Patient safety has become the major concern of health care and
is being included in an undergraduate curriculum as it plays a key role in reducing
harm. Therefore, we aim to assess undergraduate medical students’
attitudes to the patient safety issue and their interest in patient safety education.
The cross-sectional survey of
519 undergraduate students was conducted at the Faculty of Medicine, Universitas
Yarsi, in September 2017. A structured and anonymous self-administered questionnaire
was handed to medical students, including preclinical and clinical
undergraduate students. The main outcome measures were students’ attitudes to patient
safety issues and their attitude to integrating patient safety curriculum to
undergraduate medical education.
Overall, 308(59%) students agreed
that medical errors were inevitable, but 391(75%) students thought competent
physicians do not make errors. More than half of the students said medical
errors should be reported even if there is no harm to the patient (59% and 73%
respectively). Less than half (29%) students believe reporting systems do little to reduce future errors. Almost all of the students (94%) thought work harder and more careful is an effective strategy after an
error occurs. Over 80% of students thought physicians routinely share information about medical errors. The
majority agreed that patient safety should be part of medical curriculum and physician
should spend their time to improve patient care (66% and 86% respectively).
Most students (94%) would like to receive teaching
on patient safety further.
This study revealed
that undergraduate students had a positive attitude to patient safety. The teaching of ‘patient safety’ was highly supported by

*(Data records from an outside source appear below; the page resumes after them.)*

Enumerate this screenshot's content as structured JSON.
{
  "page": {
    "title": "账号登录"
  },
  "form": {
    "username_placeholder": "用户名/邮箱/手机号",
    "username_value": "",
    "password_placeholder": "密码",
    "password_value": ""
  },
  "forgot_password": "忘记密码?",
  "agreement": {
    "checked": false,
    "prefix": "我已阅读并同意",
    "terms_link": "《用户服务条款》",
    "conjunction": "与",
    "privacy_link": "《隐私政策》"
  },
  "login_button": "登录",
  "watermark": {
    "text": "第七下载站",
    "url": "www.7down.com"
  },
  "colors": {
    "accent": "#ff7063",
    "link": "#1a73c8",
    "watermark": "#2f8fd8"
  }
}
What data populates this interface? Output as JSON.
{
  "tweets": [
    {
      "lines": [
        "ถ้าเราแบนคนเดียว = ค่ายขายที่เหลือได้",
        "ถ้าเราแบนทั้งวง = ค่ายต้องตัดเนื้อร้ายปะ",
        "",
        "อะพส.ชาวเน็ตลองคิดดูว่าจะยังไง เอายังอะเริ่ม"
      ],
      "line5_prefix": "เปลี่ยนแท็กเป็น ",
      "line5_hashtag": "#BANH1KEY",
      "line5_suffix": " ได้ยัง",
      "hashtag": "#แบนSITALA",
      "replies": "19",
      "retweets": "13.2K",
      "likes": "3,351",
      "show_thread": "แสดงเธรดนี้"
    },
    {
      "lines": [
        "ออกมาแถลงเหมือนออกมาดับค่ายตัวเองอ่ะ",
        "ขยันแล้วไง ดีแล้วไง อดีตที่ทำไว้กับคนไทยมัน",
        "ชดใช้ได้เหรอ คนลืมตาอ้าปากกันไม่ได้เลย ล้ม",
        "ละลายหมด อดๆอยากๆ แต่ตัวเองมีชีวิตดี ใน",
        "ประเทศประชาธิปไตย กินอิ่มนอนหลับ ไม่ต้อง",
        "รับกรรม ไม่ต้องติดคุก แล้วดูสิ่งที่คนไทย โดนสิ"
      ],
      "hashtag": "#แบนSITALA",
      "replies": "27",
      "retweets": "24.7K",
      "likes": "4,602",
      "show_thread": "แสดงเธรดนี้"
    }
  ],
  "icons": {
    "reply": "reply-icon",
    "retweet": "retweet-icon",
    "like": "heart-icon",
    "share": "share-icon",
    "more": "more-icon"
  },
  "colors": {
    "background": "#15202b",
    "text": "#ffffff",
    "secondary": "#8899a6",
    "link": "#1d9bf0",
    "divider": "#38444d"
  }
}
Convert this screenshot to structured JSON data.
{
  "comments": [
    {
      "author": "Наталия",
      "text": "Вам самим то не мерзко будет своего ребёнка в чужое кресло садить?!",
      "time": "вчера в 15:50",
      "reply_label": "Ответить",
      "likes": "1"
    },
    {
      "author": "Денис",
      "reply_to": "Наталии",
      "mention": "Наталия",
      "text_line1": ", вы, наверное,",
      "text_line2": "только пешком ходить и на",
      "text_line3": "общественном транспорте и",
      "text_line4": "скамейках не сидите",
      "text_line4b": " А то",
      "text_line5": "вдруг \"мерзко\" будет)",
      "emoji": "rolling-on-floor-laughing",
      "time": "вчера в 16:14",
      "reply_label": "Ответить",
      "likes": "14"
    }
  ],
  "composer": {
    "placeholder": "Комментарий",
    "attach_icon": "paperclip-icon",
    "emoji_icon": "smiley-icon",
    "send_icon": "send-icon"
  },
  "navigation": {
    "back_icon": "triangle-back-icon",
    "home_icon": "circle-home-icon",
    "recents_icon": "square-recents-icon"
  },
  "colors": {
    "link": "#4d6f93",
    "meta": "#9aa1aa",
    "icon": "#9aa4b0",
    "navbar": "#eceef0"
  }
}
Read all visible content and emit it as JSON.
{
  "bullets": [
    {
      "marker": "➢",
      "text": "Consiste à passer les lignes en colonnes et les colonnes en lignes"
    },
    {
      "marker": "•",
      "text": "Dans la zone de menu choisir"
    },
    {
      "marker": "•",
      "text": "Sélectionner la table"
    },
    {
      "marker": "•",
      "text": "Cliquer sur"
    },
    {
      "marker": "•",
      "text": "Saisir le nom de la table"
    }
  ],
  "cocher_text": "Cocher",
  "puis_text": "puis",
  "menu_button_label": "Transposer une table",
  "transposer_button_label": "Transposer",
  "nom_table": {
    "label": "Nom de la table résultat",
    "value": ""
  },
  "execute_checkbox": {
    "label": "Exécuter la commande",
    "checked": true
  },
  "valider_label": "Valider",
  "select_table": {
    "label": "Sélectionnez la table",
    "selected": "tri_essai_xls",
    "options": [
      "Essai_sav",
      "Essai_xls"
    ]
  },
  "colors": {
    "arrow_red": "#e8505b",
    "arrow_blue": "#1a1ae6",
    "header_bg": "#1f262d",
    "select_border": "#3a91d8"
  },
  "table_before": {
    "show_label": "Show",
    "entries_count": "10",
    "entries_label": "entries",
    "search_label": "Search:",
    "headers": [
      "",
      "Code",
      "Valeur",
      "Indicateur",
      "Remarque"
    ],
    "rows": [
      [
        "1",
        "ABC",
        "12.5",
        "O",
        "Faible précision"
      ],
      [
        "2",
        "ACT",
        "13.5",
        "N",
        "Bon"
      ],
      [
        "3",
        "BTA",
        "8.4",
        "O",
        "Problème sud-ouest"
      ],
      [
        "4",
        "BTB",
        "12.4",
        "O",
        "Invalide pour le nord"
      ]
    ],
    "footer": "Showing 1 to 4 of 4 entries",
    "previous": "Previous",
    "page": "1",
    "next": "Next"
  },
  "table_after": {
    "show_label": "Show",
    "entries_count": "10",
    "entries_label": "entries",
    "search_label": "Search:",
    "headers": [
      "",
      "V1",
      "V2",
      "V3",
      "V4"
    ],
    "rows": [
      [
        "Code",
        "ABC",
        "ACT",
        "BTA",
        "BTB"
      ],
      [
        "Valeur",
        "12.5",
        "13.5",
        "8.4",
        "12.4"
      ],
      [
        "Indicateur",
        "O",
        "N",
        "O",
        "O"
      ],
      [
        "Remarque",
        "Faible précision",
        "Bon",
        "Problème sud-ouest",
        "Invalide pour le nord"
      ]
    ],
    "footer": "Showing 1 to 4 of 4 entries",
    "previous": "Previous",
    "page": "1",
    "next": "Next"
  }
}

students and needs to be included in the medical curriculum.
Keywords: patient safety,
medical error, medical student